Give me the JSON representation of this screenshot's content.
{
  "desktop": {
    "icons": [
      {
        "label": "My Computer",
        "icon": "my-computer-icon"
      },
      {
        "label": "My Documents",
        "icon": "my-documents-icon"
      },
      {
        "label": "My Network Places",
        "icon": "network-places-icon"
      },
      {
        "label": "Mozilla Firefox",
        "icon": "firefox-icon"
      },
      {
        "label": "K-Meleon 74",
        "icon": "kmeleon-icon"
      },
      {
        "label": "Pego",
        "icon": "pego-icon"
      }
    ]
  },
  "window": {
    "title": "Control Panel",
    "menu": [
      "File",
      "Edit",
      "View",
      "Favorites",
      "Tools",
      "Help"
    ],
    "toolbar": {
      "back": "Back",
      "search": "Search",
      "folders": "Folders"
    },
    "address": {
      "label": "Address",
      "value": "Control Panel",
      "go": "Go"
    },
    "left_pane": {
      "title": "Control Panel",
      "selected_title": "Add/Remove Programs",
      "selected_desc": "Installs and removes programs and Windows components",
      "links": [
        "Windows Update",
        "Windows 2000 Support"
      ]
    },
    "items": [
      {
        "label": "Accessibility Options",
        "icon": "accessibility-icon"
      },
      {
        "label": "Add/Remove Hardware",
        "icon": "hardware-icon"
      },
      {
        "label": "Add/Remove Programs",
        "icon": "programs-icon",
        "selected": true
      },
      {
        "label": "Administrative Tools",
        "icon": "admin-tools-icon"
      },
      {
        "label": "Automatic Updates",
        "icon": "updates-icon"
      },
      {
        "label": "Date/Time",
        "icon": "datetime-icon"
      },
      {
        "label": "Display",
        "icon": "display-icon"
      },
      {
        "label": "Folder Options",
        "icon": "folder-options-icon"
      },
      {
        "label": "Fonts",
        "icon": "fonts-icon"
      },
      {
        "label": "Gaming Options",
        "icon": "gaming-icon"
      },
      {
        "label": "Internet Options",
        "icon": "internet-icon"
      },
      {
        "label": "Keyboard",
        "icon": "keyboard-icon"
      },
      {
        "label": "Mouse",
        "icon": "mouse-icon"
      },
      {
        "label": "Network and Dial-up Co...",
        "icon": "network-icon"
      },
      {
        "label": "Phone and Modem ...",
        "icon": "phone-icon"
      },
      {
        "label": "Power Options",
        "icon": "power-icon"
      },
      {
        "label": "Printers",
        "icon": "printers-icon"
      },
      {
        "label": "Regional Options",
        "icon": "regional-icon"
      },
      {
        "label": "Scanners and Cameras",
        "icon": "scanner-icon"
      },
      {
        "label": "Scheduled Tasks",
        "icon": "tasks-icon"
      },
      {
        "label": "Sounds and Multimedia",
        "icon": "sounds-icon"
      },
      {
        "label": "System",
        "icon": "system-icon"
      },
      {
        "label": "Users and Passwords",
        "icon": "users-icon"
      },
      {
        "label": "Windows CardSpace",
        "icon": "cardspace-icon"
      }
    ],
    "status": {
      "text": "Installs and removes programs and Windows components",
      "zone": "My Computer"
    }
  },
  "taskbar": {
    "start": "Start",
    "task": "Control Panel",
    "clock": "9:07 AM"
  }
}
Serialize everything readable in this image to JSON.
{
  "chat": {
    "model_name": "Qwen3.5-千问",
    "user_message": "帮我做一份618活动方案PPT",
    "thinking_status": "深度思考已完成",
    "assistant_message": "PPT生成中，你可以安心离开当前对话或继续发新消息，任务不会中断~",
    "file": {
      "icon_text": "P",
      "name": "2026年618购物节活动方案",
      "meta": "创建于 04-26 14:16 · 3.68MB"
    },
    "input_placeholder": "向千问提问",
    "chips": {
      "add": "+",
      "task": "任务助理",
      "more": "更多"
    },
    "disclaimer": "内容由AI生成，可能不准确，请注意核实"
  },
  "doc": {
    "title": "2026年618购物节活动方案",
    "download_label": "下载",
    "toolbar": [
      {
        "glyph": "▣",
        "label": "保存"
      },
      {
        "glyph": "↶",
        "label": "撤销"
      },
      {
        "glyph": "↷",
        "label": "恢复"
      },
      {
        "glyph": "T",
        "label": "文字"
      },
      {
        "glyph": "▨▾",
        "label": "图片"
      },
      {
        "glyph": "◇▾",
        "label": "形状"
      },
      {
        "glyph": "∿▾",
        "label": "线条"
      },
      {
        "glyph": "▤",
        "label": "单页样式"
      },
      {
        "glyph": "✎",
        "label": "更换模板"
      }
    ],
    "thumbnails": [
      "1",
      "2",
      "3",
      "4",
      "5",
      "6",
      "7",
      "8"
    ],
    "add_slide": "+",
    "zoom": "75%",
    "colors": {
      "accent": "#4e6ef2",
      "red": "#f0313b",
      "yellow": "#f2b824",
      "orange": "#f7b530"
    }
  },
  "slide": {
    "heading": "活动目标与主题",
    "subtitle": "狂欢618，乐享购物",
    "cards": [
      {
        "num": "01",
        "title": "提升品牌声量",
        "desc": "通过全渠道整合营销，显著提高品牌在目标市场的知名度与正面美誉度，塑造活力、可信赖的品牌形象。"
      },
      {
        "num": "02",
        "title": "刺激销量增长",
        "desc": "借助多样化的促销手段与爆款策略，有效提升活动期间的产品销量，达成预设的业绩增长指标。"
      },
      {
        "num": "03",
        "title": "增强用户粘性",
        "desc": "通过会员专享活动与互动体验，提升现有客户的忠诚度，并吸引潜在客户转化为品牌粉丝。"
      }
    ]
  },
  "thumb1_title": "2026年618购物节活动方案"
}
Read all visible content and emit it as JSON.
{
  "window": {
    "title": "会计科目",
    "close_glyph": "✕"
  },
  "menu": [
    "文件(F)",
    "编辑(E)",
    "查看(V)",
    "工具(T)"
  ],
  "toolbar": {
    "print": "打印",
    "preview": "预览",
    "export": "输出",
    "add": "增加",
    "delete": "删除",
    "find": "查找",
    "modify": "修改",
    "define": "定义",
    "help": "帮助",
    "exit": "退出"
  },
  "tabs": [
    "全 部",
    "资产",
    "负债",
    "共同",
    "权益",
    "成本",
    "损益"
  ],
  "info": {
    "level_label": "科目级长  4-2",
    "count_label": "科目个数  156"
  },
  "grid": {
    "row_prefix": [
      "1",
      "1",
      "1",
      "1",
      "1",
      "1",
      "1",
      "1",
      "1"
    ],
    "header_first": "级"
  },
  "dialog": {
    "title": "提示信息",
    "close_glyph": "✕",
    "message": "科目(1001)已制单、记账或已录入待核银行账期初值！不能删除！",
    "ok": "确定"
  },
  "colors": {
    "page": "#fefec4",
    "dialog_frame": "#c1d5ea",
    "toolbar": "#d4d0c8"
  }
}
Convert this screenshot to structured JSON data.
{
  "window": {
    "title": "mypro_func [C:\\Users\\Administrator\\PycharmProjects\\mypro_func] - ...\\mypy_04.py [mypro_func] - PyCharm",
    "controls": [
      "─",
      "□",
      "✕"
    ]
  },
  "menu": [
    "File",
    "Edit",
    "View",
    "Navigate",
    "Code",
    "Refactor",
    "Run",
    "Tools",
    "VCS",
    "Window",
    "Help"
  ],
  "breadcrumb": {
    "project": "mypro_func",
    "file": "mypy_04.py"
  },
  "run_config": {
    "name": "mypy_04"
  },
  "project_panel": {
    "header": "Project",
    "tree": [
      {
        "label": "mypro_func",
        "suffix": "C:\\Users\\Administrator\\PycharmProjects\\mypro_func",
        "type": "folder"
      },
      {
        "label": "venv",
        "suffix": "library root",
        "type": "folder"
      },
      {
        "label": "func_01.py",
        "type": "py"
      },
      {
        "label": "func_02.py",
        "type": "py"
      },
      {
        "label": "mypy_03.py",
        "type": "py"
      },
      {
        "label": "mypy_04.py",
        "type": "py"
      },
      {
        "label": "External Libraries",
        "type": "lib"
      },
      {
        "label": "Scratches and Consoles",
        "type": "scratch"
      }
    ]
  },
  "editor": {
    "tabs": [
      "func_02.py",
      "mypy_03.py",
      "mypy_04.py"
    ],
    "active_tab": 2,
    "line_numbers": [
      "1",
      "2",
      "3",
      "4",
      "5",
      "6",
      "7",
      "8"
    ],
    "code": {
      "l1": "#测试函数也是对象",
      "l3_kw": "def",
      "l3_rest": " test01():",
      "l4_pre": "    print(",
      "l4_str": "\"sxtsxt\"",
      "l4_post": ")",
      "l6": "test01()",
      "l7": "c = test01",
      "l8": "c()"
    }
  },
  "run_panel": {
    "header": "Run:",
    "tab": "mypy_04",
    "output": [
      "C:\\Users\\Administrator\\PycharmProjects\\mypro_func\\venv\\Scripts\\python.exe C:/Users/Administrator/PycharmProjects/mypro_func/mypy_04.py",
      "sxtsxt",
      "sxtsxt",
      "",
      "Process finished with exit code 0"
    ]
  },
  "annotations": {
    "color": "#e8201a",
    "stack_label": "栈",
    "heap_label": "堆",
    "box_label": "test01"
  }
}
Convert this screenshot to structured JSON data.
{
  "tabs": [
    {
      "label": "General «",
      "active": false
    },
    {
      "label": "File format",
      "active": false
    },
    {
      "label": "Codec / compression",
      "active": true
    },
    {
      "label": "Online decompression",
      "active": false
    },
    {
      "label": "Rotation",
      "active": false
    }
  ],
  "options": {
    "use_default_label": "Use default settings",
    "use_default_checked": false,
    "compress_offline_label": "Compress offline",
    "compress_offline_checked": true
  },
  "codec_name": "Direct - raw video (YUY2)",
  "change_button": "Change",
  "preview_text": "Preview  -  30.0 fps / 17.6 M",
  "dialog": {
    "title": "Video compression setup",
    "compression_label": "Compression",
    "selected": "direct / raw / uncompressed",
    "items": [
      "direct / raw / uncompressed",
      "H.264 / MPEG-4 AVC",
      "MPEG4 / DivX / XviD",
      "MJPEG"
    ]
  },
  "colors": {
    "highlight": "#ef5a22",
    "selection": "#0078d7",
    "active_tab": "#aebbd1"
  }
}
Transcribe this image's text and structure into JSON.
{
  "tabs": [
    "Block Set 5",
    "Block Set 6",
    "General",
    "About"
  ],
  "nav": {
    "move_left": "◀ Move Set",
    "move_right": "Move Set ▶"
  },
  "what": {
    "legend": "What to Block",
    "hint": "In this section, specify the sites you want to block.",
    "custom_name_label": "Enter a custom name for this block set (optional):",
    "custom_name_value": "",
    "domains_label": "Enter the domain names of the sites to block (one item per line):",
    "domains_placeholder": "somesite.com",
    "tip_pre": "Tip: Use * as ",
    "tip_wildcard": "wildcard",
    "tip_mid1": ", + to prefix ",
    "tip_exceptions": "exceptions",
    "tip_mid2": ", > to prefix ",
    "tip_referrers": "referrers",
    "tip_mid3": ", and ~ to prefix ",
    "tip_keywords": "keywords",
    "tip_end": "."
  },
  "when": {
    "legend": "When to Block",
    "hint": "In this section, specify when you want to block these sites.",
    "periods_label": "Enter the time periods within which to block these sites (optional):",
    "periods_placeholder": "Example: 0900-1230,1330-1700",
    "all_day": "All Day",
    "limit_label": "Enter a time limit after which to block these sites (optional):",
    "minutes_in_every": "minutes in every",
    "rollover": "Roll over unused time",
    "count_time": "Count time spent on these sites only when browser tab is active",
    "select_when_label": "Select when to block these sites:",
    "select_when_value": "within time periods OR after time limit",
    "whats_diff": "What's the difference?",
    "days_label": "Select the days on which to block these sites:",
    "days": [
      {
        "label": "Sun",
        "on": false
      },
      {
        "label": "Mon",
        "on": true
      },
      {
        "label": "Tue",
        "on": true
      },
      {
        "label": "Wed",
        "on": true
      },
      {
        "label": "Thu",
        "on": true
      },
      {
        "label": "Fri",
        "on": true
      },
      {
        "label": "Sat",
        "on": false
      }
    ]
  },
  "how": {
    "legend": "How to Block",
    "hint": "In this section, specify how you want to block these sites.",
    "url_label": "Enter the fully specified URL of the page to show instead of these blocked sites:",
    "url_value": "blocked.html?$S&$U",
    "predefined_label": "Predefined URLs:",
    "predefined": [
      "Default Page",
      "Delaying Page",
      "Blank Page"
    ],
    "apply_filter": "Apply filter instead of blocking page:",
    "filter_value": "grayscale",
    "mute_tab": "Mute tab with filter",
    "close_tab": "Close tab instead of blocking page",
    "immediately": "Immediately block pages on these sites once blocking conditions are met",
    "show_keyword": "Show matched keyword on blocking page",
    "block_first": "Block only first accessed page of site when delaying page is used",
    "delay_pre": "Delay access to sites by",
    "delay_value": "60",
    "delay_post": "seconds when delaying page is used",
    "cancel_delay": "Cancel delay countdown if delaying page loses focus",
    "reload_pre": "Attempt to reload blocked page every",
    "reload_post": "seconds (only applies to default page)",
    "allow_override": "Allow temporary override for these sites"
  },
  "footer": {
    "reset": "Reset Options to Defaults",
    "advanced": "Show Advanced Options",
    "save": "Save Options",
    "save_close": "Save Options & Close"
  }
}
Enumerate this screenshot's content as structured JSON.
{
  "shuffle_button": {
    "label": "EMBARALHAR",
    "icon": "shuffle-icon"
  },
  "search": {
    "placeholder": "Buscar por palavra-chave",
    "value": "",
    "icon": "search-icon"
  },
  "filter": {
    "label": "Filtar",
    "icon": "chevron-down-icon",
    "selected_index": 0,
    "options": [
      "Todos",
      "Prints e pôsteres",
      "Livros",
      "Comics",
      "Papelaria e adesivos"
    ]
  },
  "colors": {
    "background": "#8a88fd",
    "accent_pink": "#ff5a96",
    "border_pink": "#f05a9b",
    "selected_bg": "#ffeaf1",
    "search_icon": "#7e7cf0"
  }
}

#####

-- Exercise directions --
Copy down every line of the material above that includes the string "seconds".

-- Solution for this task --
    "delay_post": "seconds when delaying page is used",
    "reload_post": "seconds (only applies to default page)",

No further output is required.